« February 2011 Table of Contents
Point of View: Responsibility has no limits
February 01, 2011
This past year, we heard an unprecedented amount of unfortunate news about the ocean and life within it. This news has also had a dramatic impact on the people dependent upon the ocean and its health. The Gulf of Mexico oil spill consumed our attention for months. Other stories of oil spills in China and Australia sent news about additional threats to an already comprised ocean ecosystem. Worldwide coral bleaching events, failure to protect critically endangered species and the continued expansion of invasive species like lionfish also made headlines. So what will 2011 hold? And, more importantly, what can we do to inspire more positive headlines and positive results for our ocean?

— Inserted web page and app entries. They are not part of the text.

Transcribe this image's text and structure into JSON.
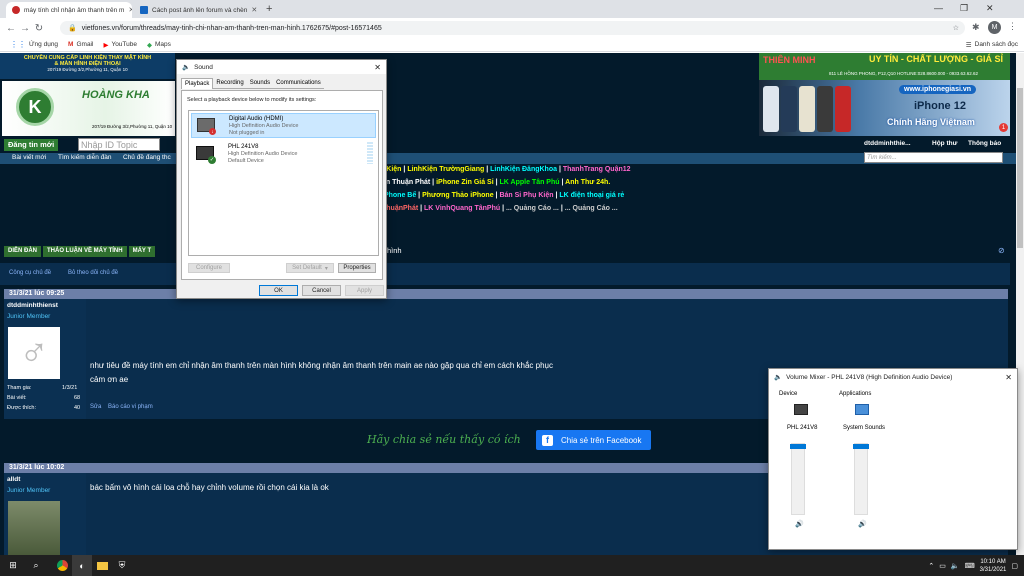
{
  "browser": {
    "tabs": [
      {
        "title": "máy tính chỉ nhận âm thanh trên m",
        "color": "#c62828"
      },
      {
        "title": "Cách post ảnh lên forum và chèn",
        "color": "#1565c0"
      }
    ],
    "url": "vietfones.vn/forum/threads/may-tinh-chi-nhan-am-thanh-tren-man-hinh.1762675/#post-16571465",
    "profile": "M",
    "bookmarks": [
      "Ứng dụng",
      "Gmail",
      "YouTube",
      "Maps"
    ],
    "reading_list": "Danh sách đọc"
  },
  "site": {
    "ad_left_line1": "CHUYÊN CUNG CẤP LINH KIỆN THAY MẶT KÍNH",
    "ad_left_line2": "& MÀN HÌNH ĐIỆN THOẠI",
    "ad_left_addr": "207/19 Đường 3/2,Phường 11, Quận 10",
    "ad_left_phone": "0973 36 36 36 - 0917 06 06 06",
    "ad_brand": "HOÀNG KHA",
    "ad_brand_sub": "HOÀNG KHA",
    "ad_brand_addr": "207/19 Đường 3/2,Phường 11, Quận 10",
    "ad_right_top": "UY TÍN - CHẤT LƯỢNG - GIÁ SỈ",
    "ad_right_top_left": "THIÊN MINH",
    "ad_right_addr": "811 LÊ HỒNG PHONG, P12,Q10   HOTLINE:028.8600.000 - 0933.63.62.62",
    "ad_right_site": "www.iphonegiasi.vn",
    "ad_right_model": "iPhone 12",
    "ad_right_slogan": "Chính Hãng Việtnam",
    "btn_post_new": "Đăng tin mới",
    "search_id_placeholder": "Nhập ID Topic",
    "nav_links": [
      "Bài viết mới",
      "Tìm kiếm diễn đàn",
      "Chủ đề đang thc"
    ],
    "user_name": "dtddminhthie...",
    "nav_inbox": "Hộp thư",
    "nav_alerts": "Thông báo",
    "alerts_count": "1",
    "search_placeholder": "Tìm kiếm...",
    "link_rows": [
      [
        {
          "t": "nKiện",
          "c": "#ffff00"
        },
        {
          "t": "LinhKiện TrườngGiang",
          "c": "#ffff00"
        },
        {
          "t": "LinhKiện ĐăngKhoa",
          "c": "#00ffff"
        },
        {
          "t": "ThanhTrang Quận12",
          "c": "#ff66cc"
        }
      ],
      [
        {
          "t": "ện Thuận Phát",
          "c": "#ffffff"
        },
        {
          "t": "iPhone Zin Giá Sỉ",
          "c": "#ffff00"
        },
        {
          "t": "LK Apple Tân Phú",
          "c": "#00ff00"
        },
        {
          "t": "Anh Thư 24h.",
          "c": "#ffff00"
        }
      ],
      [
        {
          "t": "iPhone Bể",
          "c": "#00ffff"
        },
        {
          "t": "Phương Thảo iPhone",
          "c": "#ffff00"
        },
        {
          "t": "Bán Sỉ Phụ Kiện",
          "c": "#ff66cc"
        },
        {
          "t": "LK điện thoại giá rẻ",
          "c": "#00ffff"
        }
      ],
      [
        {
          "t": "ThuậnPhát",
          "c": "#ff6666"
        },
        {
          "t": "LK VinhQuang TânPhú",
          "c": "#ff66cc"
        },
        {
          "t": "... Quảng Cáo ...",
          "c": "#cccccc"
        },
        {
          "t": "... Quảng Cáo ...",
          "c": "#cccccc"
        }
      ]
    ],
    "breadcrumb": [
      "DIỄN ĐÀN",
      "THẢO LUẬN VỀ MÁY TÍNH",
      "MÁY T"
    ],
    "thread_title_tail": "hình",
    "thread_tools": [
      "Công cụ chủ đề",
      "Bỏ theo dõi chủ đề"
    ],
    "share_text": "Hãy chia sẻ nếu thấy có ích",
    "share_button": "Chia sẻ trên Facebook",
    "posts": [
      {
        "date": "31/3/21 lúc 09:25",
        "user": "dtddminhthienst",
        "role": "Junior Member",
        "joined_label": "Tham gia:",
        "joined": "1/3/21",
        "posts_label": "Bài viết:",
        "posts": "68",
        "likes_label": "Được thích:",
        "likes": "40",
        "body1": "như tiêu đề máy tính em chỉ nhận âm thanh trên màn hình không nhận âm thanh trên main ae nào gặp qua chỉ em cách khắc phục",
        "body2": "cảm ơn ae",
        "edit": "Sửa",
        "report": "Báo cáo vi phạm"
      },
      {
        "date": "31/3/21 lúc 10:02",
        "user": "alldt",
        "role": "Junior Member",
        "body1": "bác bấm vô hình cái loa chỗ hay chỉnh volume rồi chọn cái kia là ok"
      }
    ]
  },
  "sound_dialog": {
    "title": "Sound",
    "tabs": [
      "Playback",
      "Recording",
      "Sounds",
      "Communications"
    ],
    "instruction": "Select a playback device below to modify its settings:",
    "devices": [
      {
        "name": "Digital Audio (HDMI)",
        "desc": "High Definition Audio Device",
        "status": "Not plugged in"
      },
      {
        "name": "PHL 241V8",
        "desc": "High Definition Audio Device",
        "status": "Default Device"
      }
    ],
    "configure": "Configure",
    "set_default": "Set Default",
    "properties": "Properties",
    "ok": "OK",
    "cancel": "Cancel",
    "apply": "Apply"
  },
  "mixer": {
    "title": "Volume Mixer - PHL 241V8 (High Definition Audio Device)",
    "device_label": "Device",
    "apps_label": "Applications",
    "device_name": "PHL 241V8",
    "app_name": "System Sounds",
    "device_level": 1.0,
    "app_level": 1.0
  },
  "taskbar": {
    "time": "10:10 AM",
    "date": "3/31/2021"
  }
}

Concern about the safety and availability of seafood was a consistent story line in the media this past year, prompted in the United States in no small part by the challenges in the Gulf. However, the story is much more complex, and much more global than events at any one location, however compelling the crisis du jour may be. Ultimately, it is a story about responsibility — a responsibility that has no borders and one we must all share.

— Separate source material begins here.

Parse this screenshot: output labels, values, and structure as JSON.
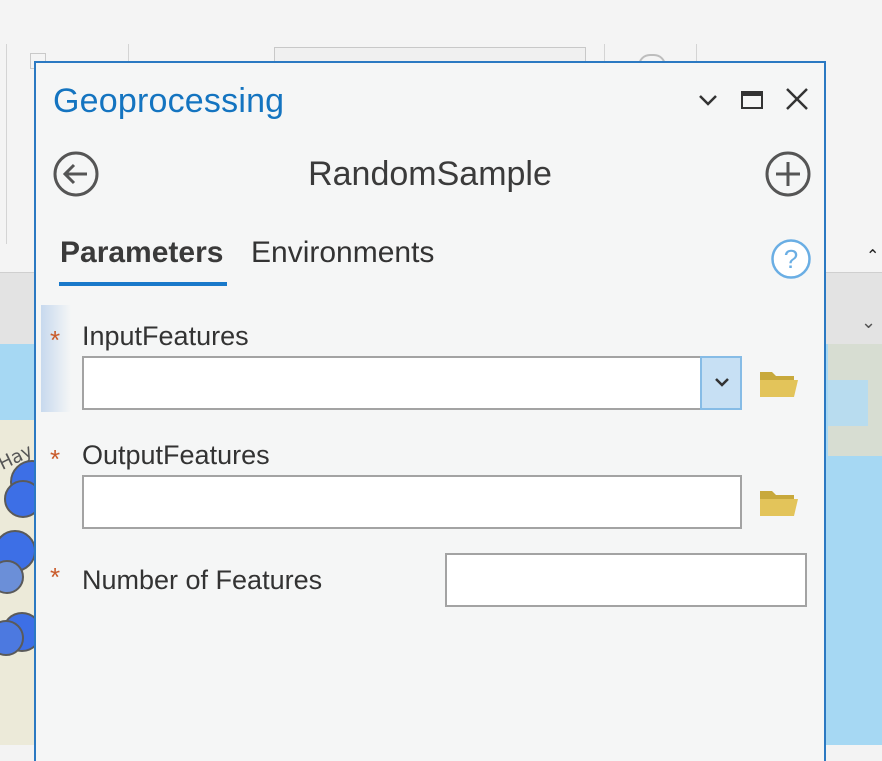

The challenge of providing a safe and abundant sustainable seafood supply has proved more complex than any one region, country or group can resolve. Seafood is a global commodity and part of our global commons. As such it is our collective responsibility to thoughtfully and collaboratively manage this valuable resource. The scope of this responsibility is enormous, the politics daunting and the economics critical. So, it is just this challenge that underlies the theme of the ninth international Seafood Summit held recently in Vancouver, British Columbia, Canada.
SeaWeb chose “Responsibility Without Borders” as the focus for this year’s annual gathering. The theme was chosen in part to reflect the growing imperative to acknowledge and act on the connectivity of the marine industries and communities to the ocean. We are connected by sector, by environmental and social issues, by economic drivers and — in this most international of industries — by emerging needs. Collectively we must better understand our role in addressing common imperatives such as food security, the effects of excess carbon emissions on the ocean and the benefits of good cohesive management to negate damaging ecosystem impacts.

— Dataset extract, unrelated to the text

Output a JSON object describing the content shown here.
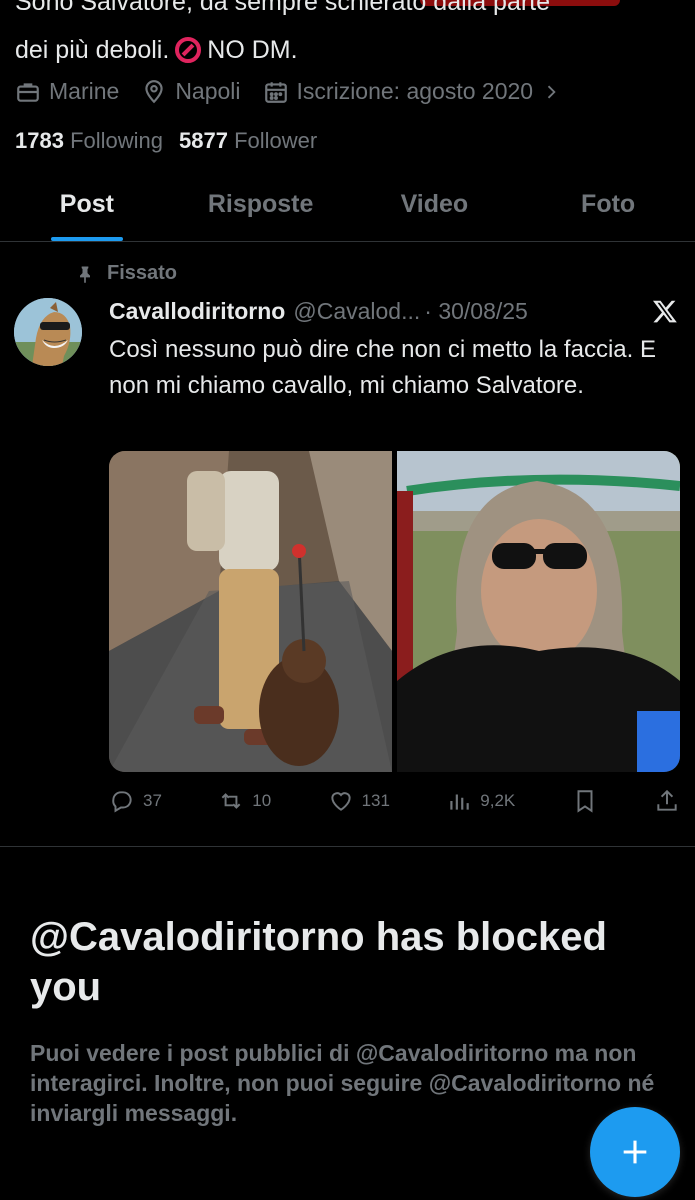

As the industry and seafood conservation movement have matured together, we have increasingly had to challenge the scope of our collective responsibility in these arenas. Whereas the health of fish stocks might have been the extent of our concern in years gone by, in a few short years we have grown to better understand the need to think more comprehensively about systems. As a result, the “borders” of thinking about what constitutes “our” responsibility have shifted quite dramatically.
We tend to think in geo-political terms when discussing borders. In the fisheries sector, we can no longer afford to think so literally. In the complex global marketplace that the seafood industry occupies, it is worth remembering that we are all residents of the “global village” that author and visionary Marshall McLuhan first noted nearly 50 years ago.
As such, our losses as well as our gains need to be considered in borderless, boundless ways. We are all stewards of not only our global village, but also our global ocean.
So, as we think about headlines we’d like to see in the coming year, what is the border of your responsibility now and how can you, and should you, continue to test that? We need to think about continually pushing our edge a little further so that we can turn some of these stories around to celebrate collective responsibility and good management and generate more positive stories. Whether as a harvester, supplier, distributor, retailer, restaurant or consumer, we all have a vested interest in the outcome of this story that history will tell.
Dawn Martin is president of SeaWeb, the only nonprofit organization dedicated exclusively to strategic communication of ocean issues including sustainable seafood, which is pursued through the work of its Seafood Choices team.